This historic fort in Lake George, New York was built by the British in 1755 during the French and Indian War. Built on the southern end of Lake George (previously known as “Lac du Saint Sacrament”), the fort stood in what was then, a vast wilderness. From Fort William Henry, the British could stage ground attacks against French entrenchments and protect important inland waterways.
Siege and Massacre
On August 3, 1757, French General Louis-Joseph de Montcalm began a siege of Fort William Henry with 3,000 French regulars, 3,000 militia, and 2,000 Native Americans. Inside the British fort, Lt. Col George Monro did his best to defend with about 2,300 men, but by August 9th, Monro was forced to surrender. In surrendering, the British were to be allowed to return south to Fort Edward, but the Native American allies to the French did not observe the terms. On the morning of August 10th, Native American warriors attacked the retreating column and massacred up to 200 people.

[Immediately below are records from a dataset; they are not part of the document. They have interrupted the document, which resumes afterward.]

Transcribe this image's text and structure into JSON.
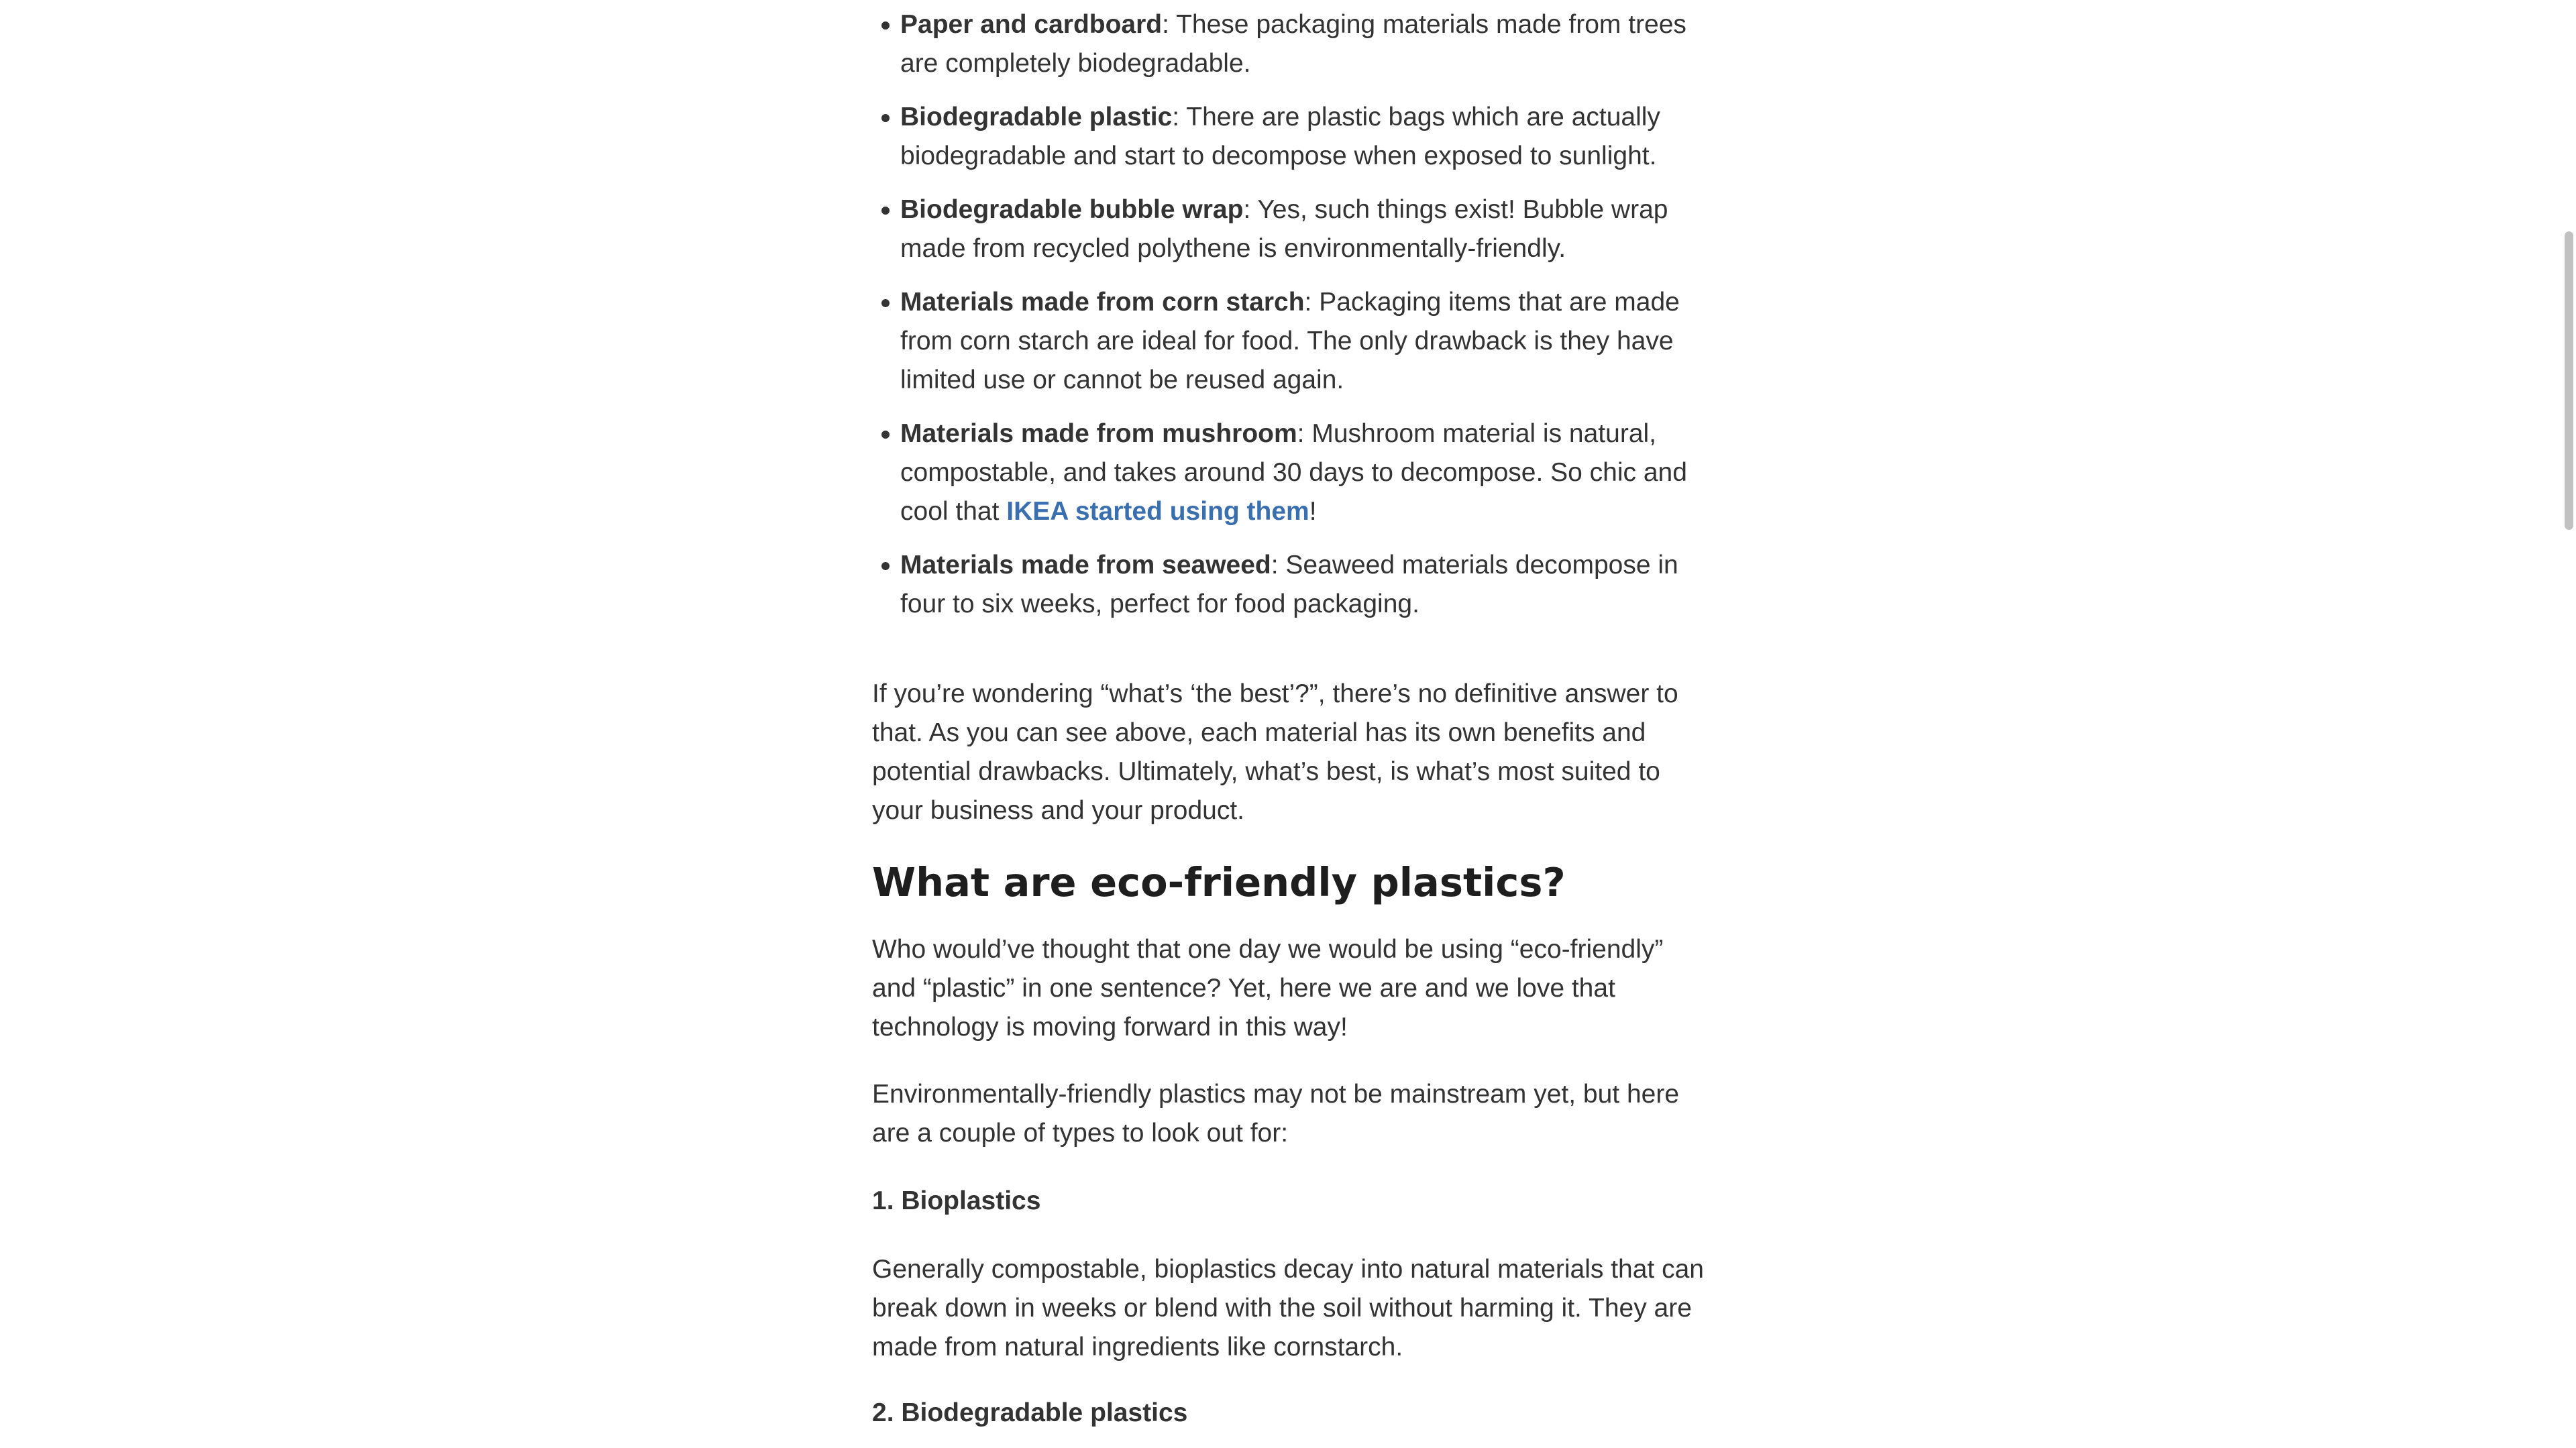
{
  "materials": [
    {
      "term": "Paper and cardboard",
      "text": ": These packaging materials made from trees are completely biodegradable."
    },
    {
      "term": "Biodegradable plastic",
      "text": ": There are plastic bags which are actually biodegradable and start to decompose when exposed to sunlight."
    },
    {
      "term": "Biodegradable bubble wrap",
      "text": ": Yes, such things exist! Bubble wrap made from recycled polythene is environmentally-friendly."
    },
    {
      "term": "Materials made from corn starch",
      "text": ": Packaging items that are made from corn starch are ideal for food. The only drawback is they have limited use or cannot be reused again."
    },
    {
      "term": "Materials made from mushroom",
      "text_before": ": Mushroom material is natural, compostable, and takes around 30 days to decompose. So chic and cool that ",
      "link": "IKEA started using them",
      "text_after": "!"
    },
    {
      "term": "Materials made from seaweed",
      "text": ": Seaweed materials decompose in four to six weeks, perfect for food packaging."
    }
  ],
  "paragraph_best": "If you’re wondering “what’s ‘the best’?”, there’s no definitive answer to that. As you can see above, each material has its own benefits and potential drawbacks. Ultimately, what’s best, is what’s most suited to your business and your product.",
  "heading_plastics": "What are eco-friendly plastics?",
  "paragraph_who": "Who would’ve thought that one day we would be using “eco-friendly” and “plastic” in one sentence? Yet, here we are and we love that technology is moving forward in this way!",
  "paragraph_env": "Environmentally-friendly plastics may not be mainstream yet, but here are a couple of types to look out for:",
  "subhead_bioplastics": "1. Bioplastics",
  "paragraph_bioplastics": "Generally compostable, bioplastics decay into natural materials that can break down in weeks or blend with the soil without harming it. They are made from natural ingredients like cornstarch.",
  "subhead_biodegradable": "2. Biodegradable plastics",
  "colors": {
    "text": "#333333",
    "heading": "#1e1e1e",
    "link": "#3a6faf",
    "scrollbar_thumb": "#c1c1c1"
  }
}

After taking the fort, the French destroyed it and its ruins lay untouched for nearly 200 years. In the 1950s, a group of businessmen bought the site to protect it from development. Excavations were performed and the fort was reconstructed in its original footprint.